What is Play….

Play is the work of children!  Play facilitates the child’s physical, intellectual, emotional and social development.  In healthy play, children grow and learn, building a strong brain that is necessary for healthy adult living.

When children experience difficulties, they will play out the difficulties, reworking the issues until there is resolution of the problem.   The play process is similar to adults talking out problems with friends and peers until they have developed a solution to their problem.  If children are unable to play out their problems (perhaps they do not know how; the environment may prevents them; there are child-specific factors) the child becomes stuck and is unable to resolve the problem.  In this situation parents will typically see a variety of negative emotional responses and behaviors as the child’s internal system becomes increasingly overwhelmed.

Childhood is hard work!

There are many struggles that children experience in their school and social lives that challenge their abilities to cope. Children may show temper tantrums, explosive/moody behavoir or headaches, stomach aches, sleep difficulties, heightened fears and clingy behaviors over a period of time. Some children and families are able to resolve the problems and the symptoms go away.  If a child, with the help of parents and significant others, is unable to deal with their struggles then the child is usually referred  to a therapist, specifically a Play Therapist.


Who is a Play Therapist…

A Certified/Registered Play Therapist has a Master’s Degree or higher in Clinical Social Work, Psychology or Counselling and has completed post Master’s training and Certification in Child Psychotherapy and Play Therapy.  The Play Therapist is specifically trained to therapeutically play with children at different developmental stages to help children overcome and/or work- through serious issues using playful techniques.


What is Play Therapy….

Play Therapy developed half a century ago with therapists using interventions directed at the play (language) of children to help the child work through problems.  Different styles and approaches of Play Therapy have evolved over the last few decades.  Research has shown the effectiveness of different types of play therapy to help children with a variety of different issues.   For more information on play therapy see the links.


What Play Therapy can help with….

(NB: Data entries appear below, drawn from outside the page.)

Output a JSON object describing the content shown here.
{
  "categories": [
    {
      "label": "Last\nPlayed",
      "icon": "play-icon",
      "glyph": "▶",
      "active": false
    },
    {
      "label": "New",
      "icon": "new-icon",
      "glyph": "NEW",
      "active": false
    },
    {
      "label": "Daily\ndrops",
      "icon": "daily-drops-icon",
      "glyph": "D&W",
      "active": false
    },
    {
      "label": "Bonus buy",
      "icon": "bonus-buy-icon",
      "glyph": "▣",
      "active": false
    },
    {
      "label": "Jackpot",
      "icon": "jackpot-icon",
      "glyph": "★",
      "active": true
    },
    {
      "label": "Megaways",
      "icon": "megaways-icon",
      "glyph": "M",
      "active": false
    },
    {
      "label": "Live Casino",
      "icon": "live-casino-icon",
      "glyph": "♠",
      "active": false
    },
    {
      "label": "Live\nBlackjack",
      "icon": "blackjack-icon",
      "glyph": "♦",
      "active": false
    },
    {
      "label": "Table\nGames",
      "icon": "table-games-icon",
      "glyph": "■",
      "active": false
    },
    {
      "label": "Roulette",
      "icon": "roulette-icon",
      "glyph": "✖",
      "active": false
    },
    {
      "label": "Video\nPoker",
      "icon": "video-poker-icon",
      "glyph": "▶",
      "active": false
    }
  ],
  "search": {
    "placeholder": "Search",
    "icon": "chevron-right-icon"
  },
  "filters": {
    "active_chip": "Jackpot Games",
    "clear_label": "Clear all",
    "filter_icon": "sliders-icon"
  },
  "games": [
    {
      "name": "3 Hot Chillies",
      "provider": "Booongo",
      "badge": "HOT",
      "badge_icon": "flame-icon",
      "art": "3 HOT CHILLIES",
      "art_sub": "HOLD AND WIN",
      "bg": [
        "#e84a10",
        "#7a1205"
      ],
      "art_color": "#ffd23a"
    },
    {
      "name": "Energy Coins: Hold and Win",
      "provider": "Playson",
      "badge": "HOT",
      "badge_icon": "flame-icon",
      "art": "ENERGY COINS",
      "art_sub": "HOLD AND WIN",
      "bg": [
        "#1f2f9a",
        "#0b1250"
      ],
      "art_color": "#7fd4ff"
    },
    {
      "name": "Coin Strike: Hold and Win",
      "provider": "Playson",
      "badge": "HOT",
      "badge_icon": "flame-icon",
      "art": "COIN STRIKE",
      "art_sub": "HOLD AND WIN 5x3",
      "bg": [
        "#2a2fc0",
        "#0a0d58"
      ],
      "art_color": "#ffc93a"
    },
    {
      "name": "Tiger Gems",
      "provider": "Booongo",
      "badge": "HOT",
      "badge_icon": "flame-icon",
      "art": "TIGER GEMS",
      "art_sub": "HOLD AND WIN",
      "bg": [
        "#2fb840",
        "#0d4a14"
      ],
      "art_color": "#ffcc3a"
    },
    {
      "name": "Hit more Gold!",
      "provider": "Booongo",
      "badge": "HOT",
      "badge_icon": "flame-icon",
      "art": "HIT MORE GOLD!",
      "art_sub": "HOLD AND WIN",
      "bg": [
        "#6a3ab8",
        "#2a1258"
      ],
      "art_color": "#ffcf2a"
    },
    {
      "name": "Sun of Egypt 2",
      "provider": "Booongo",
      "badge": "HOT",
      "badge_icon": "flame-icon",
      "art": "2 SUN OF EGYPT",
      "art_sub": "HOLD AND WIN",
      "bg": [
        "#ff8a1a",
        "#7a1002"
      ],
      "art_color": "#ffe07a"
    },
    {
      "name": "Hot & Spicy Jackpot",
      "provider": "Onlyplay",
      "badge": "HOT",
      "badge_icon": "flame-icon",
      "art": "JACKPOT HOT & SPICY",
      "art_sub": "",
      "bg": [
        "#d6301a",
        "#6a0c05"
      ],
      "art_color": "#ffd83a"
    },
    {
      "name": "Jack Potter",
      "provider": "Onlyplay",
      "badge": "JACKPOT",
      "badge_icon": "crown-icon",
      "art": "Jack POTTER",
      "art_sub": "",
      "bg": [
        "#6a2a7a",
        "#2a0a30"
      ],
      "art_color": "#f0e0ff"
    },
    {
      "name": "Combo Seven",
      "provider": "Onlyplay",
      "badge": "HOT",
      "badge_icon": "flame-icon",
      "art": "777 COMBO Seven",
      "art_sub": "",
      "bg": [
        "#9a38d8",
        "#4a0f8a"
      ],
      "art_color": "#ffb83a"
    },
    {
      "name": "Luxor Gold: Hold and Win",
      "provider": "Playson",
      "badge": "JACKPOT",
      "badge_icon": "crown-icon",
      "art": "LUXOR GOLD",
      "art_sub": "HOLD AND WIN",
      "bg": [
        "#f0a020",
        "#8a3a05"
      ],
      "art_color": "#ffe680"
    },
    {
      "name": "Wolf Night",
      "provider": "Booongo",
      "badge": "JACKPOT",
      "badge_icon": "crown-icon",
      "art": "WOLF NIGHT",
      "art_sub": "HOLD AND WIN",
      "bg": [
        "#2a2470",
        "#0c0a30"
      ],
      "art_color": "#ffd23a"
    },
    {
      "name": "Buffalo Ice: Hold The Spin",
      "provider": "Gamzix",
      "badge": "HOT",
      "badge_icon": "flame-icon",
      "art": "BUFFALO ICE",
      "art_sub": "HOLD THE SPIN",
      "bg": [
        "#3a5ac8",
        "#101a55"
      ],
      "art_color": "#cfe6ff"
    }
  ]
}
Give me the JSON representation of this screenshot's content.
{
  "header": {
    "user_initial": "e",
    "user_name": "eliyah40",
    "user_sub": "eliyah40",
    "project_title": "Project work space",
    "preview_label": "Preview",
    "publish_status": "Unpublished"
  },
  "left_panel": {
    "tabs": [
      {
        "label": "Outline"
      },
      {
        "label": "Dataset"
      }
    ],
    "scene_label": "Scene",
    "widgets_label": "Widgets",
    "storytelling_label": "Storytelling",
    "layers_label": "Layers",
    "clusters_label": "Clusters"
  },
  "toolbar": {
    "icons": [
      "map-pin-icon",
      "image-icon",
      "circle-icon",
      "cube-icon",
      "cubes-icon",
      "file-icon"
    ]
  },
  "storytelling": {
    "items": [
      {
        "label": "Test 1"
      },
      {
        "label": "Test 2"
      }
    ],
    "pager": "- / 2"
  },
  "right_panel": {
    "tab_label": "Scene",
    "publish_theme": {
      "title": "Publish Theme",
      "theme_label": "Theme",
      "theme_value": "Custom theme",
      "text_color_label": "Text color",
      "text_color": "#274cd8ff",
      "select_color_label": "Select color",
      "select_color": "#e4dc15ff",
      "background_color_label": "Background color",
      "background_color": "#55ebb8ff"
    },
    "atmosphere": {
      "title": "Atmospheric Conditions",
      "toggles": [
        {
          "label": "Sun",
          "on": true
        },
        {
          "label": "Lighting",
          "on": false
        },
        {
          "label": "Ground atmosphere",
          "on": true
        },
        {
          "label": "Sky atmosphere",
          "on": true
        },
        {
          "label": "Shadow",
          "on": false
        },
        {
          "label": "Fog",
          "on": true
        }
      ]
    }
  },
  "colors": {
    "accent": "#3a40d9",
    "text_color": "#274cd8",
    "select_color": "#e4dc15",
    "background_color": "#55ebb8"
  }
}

  • Divorce and Family conflicts
  • Bereavement, grief and loss issues
  • Health related issues and chronic illness
  • Family Violence
  • Trauma
  • Physical, Sexual and Emotional abuse
  • Bullying and peer related issues
  • Low Self-esteem
  • Fears and Anxiety
  • Sadness and Depression
  • Anger and Oppositional Defiant Behavior
  • Attention Deficit and Compulsive Behaviors
  • Autistic Spectrum Disorders
  • Attachment related issues
  • Social-Emotional Issues


If you, friends/relatives, or other professionals assess your child to have problems in his/her physical, emotional, intellectual and/or social development, or someone has diagnosed your child with a mental health disorder,  please contact me to set up a confidential appointment.

Dr. Bruce Perry, Dr. Russel van der Kolk and Dr. Daniel Segal are leading researchers in the field of children’s development. They state that the earlier we intervene to help children, the more effective the outcome.



We delight in the beauty
of the butterfly
but rarely admit the changes
it has gone through
to achieve that beauty.
~ Maya Angelou

You can learn more about
a person in one hour of play
than you can in
one year of
- Plato -